The scheme – which NHS England originally said would provide £15m worth of funding to hire ‘around 300’ clinical pharmacists into practices to work in patient-facing roles – is being expanded to 375 places.
It is part of the Government’s ‘new deal’ for reducing workload pressures on GPs, and it plans to help practices – likely as part of federations – to directly employ clinical pharmacists in ‘areas of greatest need where GPs are under greatest pressure’.
NHS England has said it will fund 60% of the costs of the pharmacists to the practices for the first 12 months of employment, which will decrease to 40% for the second year and 20% for the third year.
Speaking at a King’s Fund event last week, Mr Stevens said that – contrary to initial reports – NHS England had intended to help fund practices to employ 250 pharmacists.
However, he said: ’I announced a few weeks back a programme to fund clinical pharmacists in general practice and the response to that has been absolutely staggering so in fact we’re going to expand by at least 50% the number of pharmacists in general practice that we’re going to be funding through that programme.’
When it was first announced in July, Mr Stevens said: ‘This has the potential to be a win-win-win for patients, their GPs and for pharmacists.
‘Tapping into the skills of clinical pharmacists should help expand care and relieve some of the pressure that GPs are clearly under.
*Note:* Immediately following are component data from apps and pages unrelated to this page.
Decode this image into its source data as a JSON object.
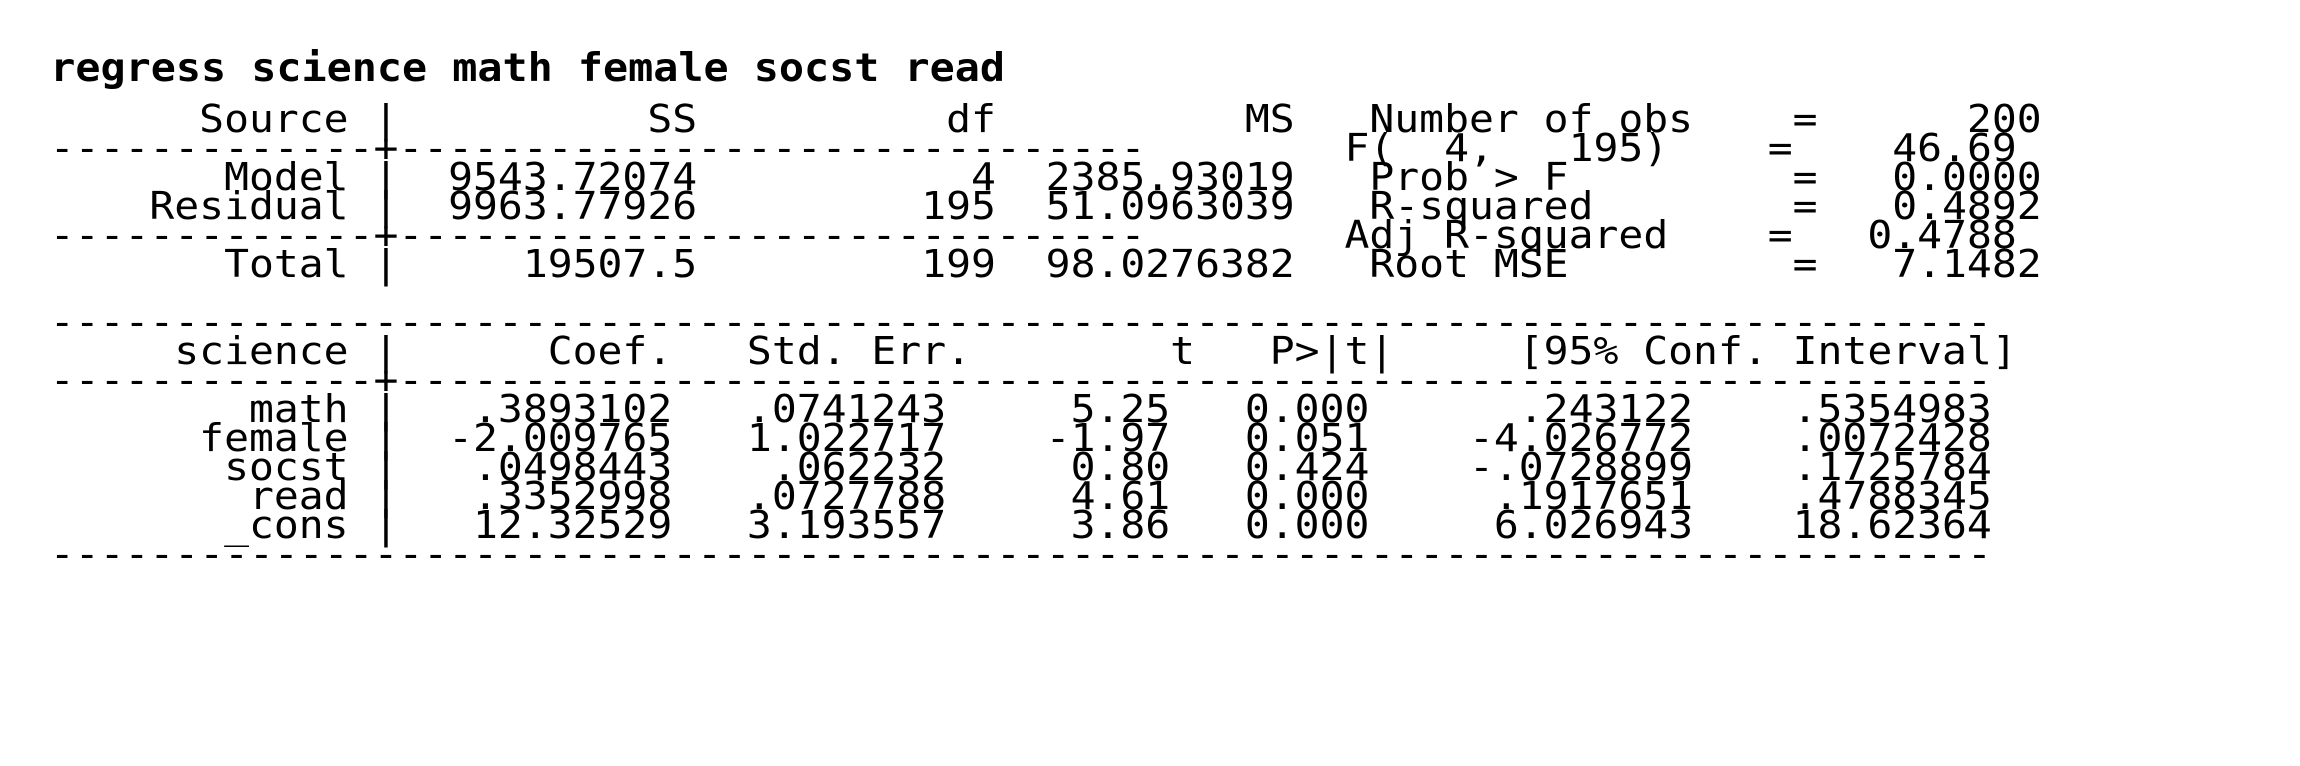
{
  "command": "regress science math female socst read",
  "anova": {
    "headers": {
      "source": "Source",
      "ss": "SS",
      "df": "df",
      "ms": "MS"
    },
    "rows": [
      {
        "source": "Model",
        "ss": "9543.72074",
        "df": "4",
        "ms": "2385.93019"
      },
      {
        "source": "Residual",
        "ss": "9963.77926",
        "df": "195",
        "ms": "51.0963039"
      }
    ],
    "total": {
      "source": "Total",
      "ss": "19507.5",
      "df": "199",
      "ms": "98.0276382"
    }
  },
  "stats": [
    {
      "label": "Number of obs",
      "eq": "=",
      "value": "200"
    },
    {
      "label": "F(  4,   195)",
      "eq": "=",
      "value": "46.69"
    },
    {
      "label": "Prob > F",
      "eq": "=",
      "value": "0.0000"
    },
    {
      "label": "R-squared",
      "eq": "=",
      "value": "0.4892"
    },
    {
      "label": "Adj R-squared",
      "eq": "=",
      "value": "0.4788"
    },
    {
      "label": "Root MSE",
      "eq": "=",
      "value": "7.1482"
    }
  ],
  "coef_table": {
    "headers": {
      "var": "science",
      "coef": "Coef.",
      "se": "Std. Err.",
      "t": "t",
      "p": "P>|t|",
      "ci": "[95% Conf. Interval]"
    },
    "rows": [
      {
        "var": "math",
        "coef": ".3893102",
        "se": ".0741243",
        "t": "5.25",
        "p": "0.000",
        "lo": ".243122",
        "hi": ".5354983"
      },
      {
        "var": "female",
        "coef": "-2.009765",
        "se": "1.022717",
        "t": "-1.97",
        "p": "0.051",
        "lo": "-4.026772",
        "hi": ".0072428"
      },
      {
        "var": "socst",
        "coef": ".0498443",
        "se": ".062232",
        "t": "0.80",
        "p": "0.424",
        "lo": "-.0728899",
        "hi": ".1725784"
      },
      {
        "var": "read",
        "coef": ".3352998",
        "se": ".0727788",
        "t": "4.61",
        "p": "0.000",
        "lo": ".1917651",
        "hi": ".4788345"
      },
      {
        "var": "_cons",
        "coef": "12.32529",
        "se": "3.193557",
        "t": "3.86",
        "p": "0.000",
        "lo": "6.026943",
        "hi": "18.62364"
      }
    ]
  }
}
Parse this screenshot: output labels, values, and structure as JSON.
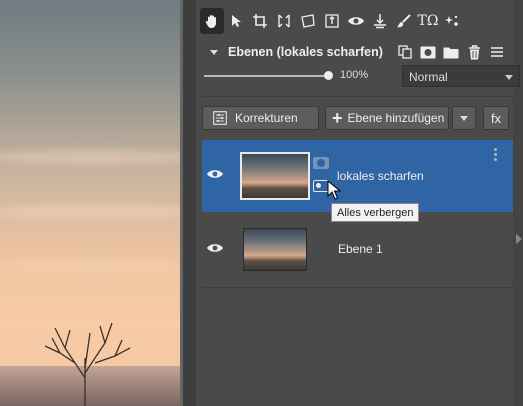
{
  "panel": {
    "title": "Ebenen (lokales scharfen)",
    "opacity_label": "100%",
    "opacity": 1.0,
    "blend_mode": "Normal"
  },
  "toolbar": {
    "tools": [
      "hand-icon",
      "pointer-icon",
      "crop-icon",
      "perspective-icon",
      "transform-icon",
      "text-frame-icon",
      "eye-icon",
      "level-icon",
      "brush-icon",
      "text-symbol-icon",
      "effects-icon"
    ],
    "text_tool_label": "TΩ"
  },
  "buttons": {
    "corrections_label": "Korrekturen",
    "add_layer_label": "Ebene hinzufügen",
    "fx_label": "fx"
  },
  "layers": [
    {
      "name": "lokales scharfen",
      "selected": true
    },
    {
      "name": "Ebene 1",
      "selected": false
    }
  ],
  "tooltip": {
    "text": "Alles verbergen"
  },
  "colors": {
    "selection": "#2f64a5",
    "panel_bg": "#4a4a4a"
  }
}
This isn’t a silver bullet but it is a practical and constructive contribution to the wider challenge.’
Dr Krishna Kasaraneni, chair of the GP training, education and workforce subcommittee, said it was an ‘encouraging’ move.
Elsewhere, NHS Bassetlaw CCG, in Nottinghamshire, has agreed to invest £100,000 across its 12 practices, according to list size, for practices to employ pharmacists on a sessional basis.
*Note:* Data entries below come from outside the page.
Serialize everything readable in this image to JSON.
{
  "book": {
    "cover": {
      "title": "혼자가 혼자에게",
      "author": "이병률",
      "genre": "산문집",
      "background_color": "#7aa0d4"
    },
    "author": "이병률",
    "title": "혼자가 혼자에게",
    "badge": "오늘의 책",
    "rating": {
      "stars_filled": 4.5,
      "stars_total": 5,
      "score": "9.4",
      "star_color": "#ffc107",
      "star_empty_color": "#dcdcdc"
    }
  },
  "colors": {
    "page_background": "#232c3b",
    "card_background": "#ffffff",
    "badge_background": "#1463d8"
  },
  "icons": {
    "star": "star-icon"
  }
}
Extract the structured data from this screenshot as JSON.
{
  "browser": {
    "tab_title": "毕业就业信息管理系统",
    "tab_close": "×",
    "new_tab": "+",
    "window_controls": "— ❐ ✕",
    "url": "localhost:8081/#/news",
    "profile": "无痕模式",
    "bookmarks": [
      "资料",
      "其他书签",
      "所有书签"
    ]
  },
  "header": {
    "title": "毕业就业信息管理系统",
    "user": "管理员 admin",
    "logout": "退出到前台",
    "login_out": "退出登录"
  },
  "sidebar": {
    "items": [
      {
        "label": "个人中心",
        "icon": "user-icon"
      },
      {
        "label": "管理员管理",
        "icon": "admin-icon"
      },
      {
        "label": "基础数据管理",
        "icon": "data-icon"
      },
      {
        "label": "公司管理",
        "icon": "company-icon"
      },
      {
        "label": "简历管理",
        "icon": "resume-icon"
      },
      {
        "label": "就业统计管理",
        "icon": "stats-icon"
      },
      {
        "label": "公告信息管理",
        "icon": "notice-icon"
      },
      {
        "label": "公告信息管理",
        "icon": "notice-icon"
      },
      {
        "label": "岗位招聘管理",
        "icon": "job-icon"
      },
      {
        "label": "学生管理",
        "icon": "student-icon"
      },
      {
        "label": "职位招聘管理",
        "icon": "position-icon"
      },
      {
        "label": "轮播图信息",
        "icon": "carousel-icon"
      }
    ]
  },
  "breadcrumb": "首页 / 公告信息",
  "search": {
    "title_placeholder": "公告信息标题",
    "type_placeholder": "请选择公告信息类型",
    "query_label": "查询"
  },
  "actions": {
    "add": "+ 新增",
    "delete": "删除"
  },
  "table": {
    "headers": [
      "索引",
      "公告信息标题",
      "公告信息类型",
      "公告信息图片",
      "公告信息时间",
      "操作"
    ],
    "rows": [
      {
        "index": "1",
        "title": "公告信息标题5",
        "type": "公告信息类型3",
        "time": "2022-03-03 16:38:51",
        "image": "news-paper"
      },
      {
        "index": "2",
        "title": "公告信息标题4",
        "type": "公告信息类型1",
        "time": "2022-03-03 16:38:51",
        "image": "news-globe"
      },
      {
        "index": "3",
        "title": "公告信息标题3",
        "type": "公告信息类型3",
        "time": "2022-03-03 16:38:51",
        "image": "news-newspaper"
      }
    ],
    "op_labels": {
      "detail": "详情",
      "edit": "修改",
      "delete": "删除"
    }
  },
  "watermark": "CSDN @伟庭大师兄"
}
It is hoping that the scheme will save £1m through reducing waste and increasing efficiency, including by reviewing repeat prescriptions and checking care home prescriptions.